Data about app and page elements:

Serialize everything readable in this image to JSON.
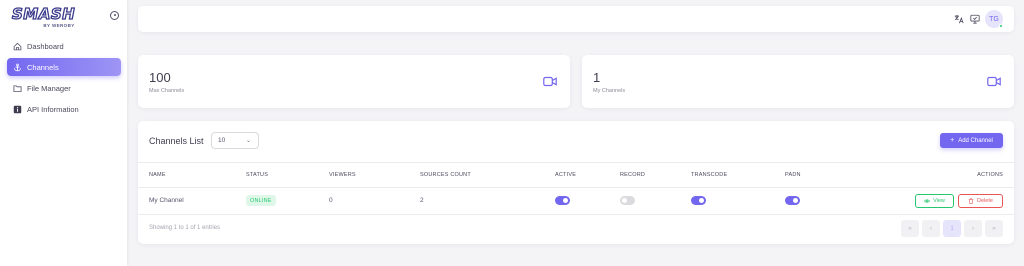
{
  "brand": {
    "name": "SMASH",
    "sub": "BY WEROBY"
  },
  "sidebar": {
    "items": [
      {
        "label": "Dashboard",
        "icon": "home-icon",
        "active": false
      },
      {
        "label": "Channels",
        "icon": "anchor-icon",
        "active": true
      },
      {
        "label": "File Manager",
        "icon": "folder-icon",
        "active": false
      },
      {
        "label": "API Information",
        "icon": "info-icon",
        "active": false
      }
    ]
  },
  "navbar": {
    "icons": [
      "translate-icon",
      "monitor-icon"
    ],
    "avatar_initials": "TG"
  },
  "stats": [
    {
      "value": "100",
      "label": "Max Channels",
      "icon": "video-icon"
    },
    {
      "value": "1",
      "label": "My Channels",
      "icon": "video-icon"
    }
  ],
  "channels": {
    "title": "Channels List",
    "page_size": "10",
    "add_button": "Add Channel",
    "columns": [
      "NAME",
      "STATUS",
      "VIEWERS",
      "SOURCES COUNT",
      "ACTIVE",
      "RECORD",
      "TRANSCODE",
      "PADN",
      "ACTIONS"
    ],
    "rows": [
      {
        "name": "My Channel",
        "status": "ONLINE",
        "viewers": "0",
        "sources_count": "2",
        "active": true,
        "record": false,
        "transcode": true,
        "padn": true,
        "view_label": "View",
        "delete_label": "Delete"
      }
    ],
    "entries_text": "Showing 1 to 1 of 1 entries",
    "pagination": [
      "«",
      "‹",
      "1",
      "›",
      "»"
    ]
  },
  "colors": {
    "accent": "#7367f0",
    "success": "#28c76f",
    "danger": "#ea5455"
  }
}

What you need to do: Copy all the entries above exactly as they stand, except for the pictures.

Reply:
Serialize everything readable in this image to JSON.
{
  "brand": {
    "name": "SMASH",
    "sub": "BY WEROBY"
  },
  "sidebar": {
    "items": [
      {
        "label": "Dashboard",
        "icon": "home-icon",
        "active": false
      },
      {
        "label": "Channels",
        "icon": "anchor-icon",
        "active": true
      },
      {
        "label": "File Manager",
        "icon": "folder-icon",
        "active": false
      },
      {
        "label": "API Information",
        "icon": "info-icon",
        "active": false
      }
    ]
  },
  "navbar": {
    "icons": [
      "translate-icon",
      "monitor-icon"
    ],
    "avatar_initials": "TG"
  },
  "stats": [
    {
      "value": "100",
      "label": "Max Channels",
      "icon": "video-icon"
    },
    {
      "value": "1",
      "label": "My Channels",
      "icon": "video-icon"
    }
  ],
  "channels": {
    "title": "Channels List",
    "page_size": "10",
    "add_button": "Add Channel",
    "columns": [
      "NAME",
      "STATUS",
      "VIEWERS",
      "SOURCES COUNT",
      "ACTIVE",
      "RECORD",
      "TRANSCODE",
      "PADN",
      "ACTIONS"
    ],
    "rows": [
      {
        "name": "My Channel",
        "status": "ONLINE",
        "viewers": "0",
        "sources_count": "2",
        "active": true,
        "record": false,
        "transcode": true,
        "padn": true,
        "view_label": "View",
        "delete_label": "Delete"
      }
    ],
    "entries_text": "Showing 1 to 1 of 1 entries",
    "pagination": [
      "«",
      "‹",
      "1",
      "›",
      "»"
    ]
  },
  "colors": {
    "accent": "#7367f0",
    "success": "#28c76f",
    "danger": "#ea5455"
  }
}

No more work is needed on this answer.